**TO DO:**
Output, exactly and in full, the entries that appear below.

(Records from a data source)

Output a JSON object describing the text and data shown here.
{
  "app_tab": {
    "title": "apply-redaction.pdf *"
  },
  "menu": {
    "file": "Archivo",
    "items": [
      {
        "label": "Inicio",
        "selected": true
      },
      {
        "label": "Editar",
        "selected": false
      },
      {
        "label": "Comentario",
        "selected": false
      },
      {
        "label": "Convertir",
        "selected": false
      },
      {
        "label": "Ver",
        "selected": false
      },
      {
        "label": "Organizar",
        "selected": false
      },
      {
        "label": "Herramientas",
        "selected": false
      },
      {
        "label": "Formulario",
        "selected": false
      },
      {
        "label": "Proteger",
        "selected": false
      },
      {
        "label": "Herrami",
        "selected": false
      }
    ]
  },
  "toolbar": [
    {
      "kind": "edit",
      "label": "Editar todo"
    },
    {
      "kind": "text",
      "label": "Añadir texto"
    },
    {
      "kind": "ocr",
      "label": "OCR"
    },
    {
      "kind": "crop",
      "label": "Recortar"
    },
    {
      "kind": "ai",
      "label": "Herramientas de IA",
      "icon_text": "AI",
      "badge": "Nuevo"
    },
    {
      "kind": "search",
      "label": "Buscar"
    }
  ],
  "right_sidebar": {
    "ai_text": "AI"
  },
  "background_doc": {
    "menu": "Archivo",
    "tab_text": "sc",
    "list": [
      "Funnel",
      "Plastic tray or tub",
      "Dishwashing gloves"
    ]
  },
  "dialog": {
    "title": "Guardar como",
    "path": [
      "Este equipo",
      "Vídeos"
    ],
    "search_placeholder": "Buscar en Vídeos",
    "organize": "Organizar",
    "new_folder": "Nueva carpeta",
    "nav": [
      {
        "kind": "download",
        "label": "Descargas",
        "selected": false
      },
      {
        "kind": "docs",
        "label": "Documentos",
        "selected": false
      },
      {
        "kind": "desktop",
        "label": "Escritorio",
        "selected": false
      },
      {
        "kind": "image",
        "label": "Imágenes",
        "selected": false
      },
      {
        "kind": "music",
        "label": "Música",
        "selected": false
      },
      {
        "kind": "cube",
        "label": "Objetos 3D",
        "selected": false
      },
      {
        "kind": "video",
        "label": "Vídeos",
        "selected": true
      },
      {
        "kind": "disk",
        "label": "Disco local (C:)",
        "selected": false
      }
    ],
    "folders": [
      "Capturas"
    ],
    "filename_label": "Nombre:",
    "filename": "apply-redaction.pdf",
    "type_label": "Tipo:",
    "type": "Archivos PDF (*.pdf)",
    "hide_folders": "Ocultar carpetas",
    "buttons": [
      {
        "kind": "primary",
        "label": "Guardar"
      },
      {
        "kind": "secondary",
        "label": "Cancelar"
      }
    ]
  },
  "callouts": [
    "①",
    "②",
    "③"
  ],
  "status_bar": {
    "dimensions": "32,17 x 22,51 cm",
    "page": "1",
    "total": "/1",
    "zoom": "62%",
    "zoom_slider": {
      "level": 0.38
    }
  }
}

**THE COMPLETED TASK:**
Output a JSON object describing the text and data shown here.
{
  "app_tab": {
    "title": "apply-redaction.pdf *"
  },
  "menu": {
    "file": "Archivo",
    "items": [
      {
        "label": "Inicio",
        "selected": true
      },
      {
        "label": "Editar",
        "selected": false
      },
      {
        "label": "Comentario",
        "selected": false
      },
      {
        "label": "Convertir",
        "selected": false
      },
      {
        "label": "Ver",
        "selected": false
      },
      {
        "label": "Organizar",
        "selected": false
      },
      {
        "label": "Herramientas",
        "selected": false
      },
      {
        "label": "Formulario",
        "selected": false
      },
      {
        "label": "Proteger",
        "selected": false
      },
      {
        "label": "Herrami",
        "selected": false
      }
    ]
  },
  "toolbar": [
    {
      "kind": "edit",
      "label": "Editar todo"
    },
    {
      "kind": "text",
      "label": "Añadir texto"
    },
    {
      "kind": "ocr",
      "label": "OCR"
    },
    {
      "kind": "crop",
      "label": "Recortar"
    },
    {
      "kind": "ai",
      "label": "Herramientas de IA",
      "icon_text": "AI",
      "badge": "Nuevo"
    },
    {
      "kind": "search",
      "label": "Buscar"
    }
  ],
  "right_sidebar": {
    "ai_text": "AI"
  },
  "background_doc": {
    "menu": "Archivo",
    "tab_text": "sc",
    "list": [
      "Funnel",
      "Plastic tray or tub",
      "Dishwashing gloves"
    ]
  },
  "dialog": {
    "title": "Guardar como",
    "path": [
      "Este equipo",
      "Vídeos"
    ],
    "search_placeholder": "Buscar en Vídeos",
    "organize": "Organizar",
    "new_folder": "Nueva carpeta",
    "nav": [
      {
        "kind": "download",
        "label": "Descargas",
        "selected": false
      },
      {
        "kind": "docs",
        "label": "Documentos",
        "selected": false
      },
      {
        "kind": "desktop",
        "label": "Escritorio",
        "selected": false
      },
      {
        "kind": "image",
        "label": "Imágenes",
        "selected": false
      },
      {
        "kind": "music",
        "label": "Música",
        "selected": false
      },
      {
        "kind": "cube",
        "label": "Objetos 3D",
        "selected": false
      },
      {
        "kind": "video",
        "label": "Vídeos",
        "selected": true
      },
      {
        "kind": "disk",
        "label": "Disco local (C:)",
        "selected": false
      }
    ],
    "folders": [
      "Capturas"
    ],
    "filename_label": "Nombre:",
    "filename": "apply-redaction.pdf",
    "type_label": "Tipo:",
    "type": "Archivos PDF (*.pdf)",
    "hide_folders": "Ocultar carpetas",
    "buttons": [
      {
        "kind": "primary",
        "label": "Guardar"
      },
      {
        "kind": "secondary",
        "label": "Cancelar"
      }
    ]
  },
  "callouts": [
    "①",
    "②",
    "③"
  ],
  "status_bar": {
    "dimensions": "32,17 x 22,51 cm",
    "page": "1",
    "total": "/1",
    "zoom": "62%",
    "zoom_slider": {
      "level": 0.38
    }
  }
}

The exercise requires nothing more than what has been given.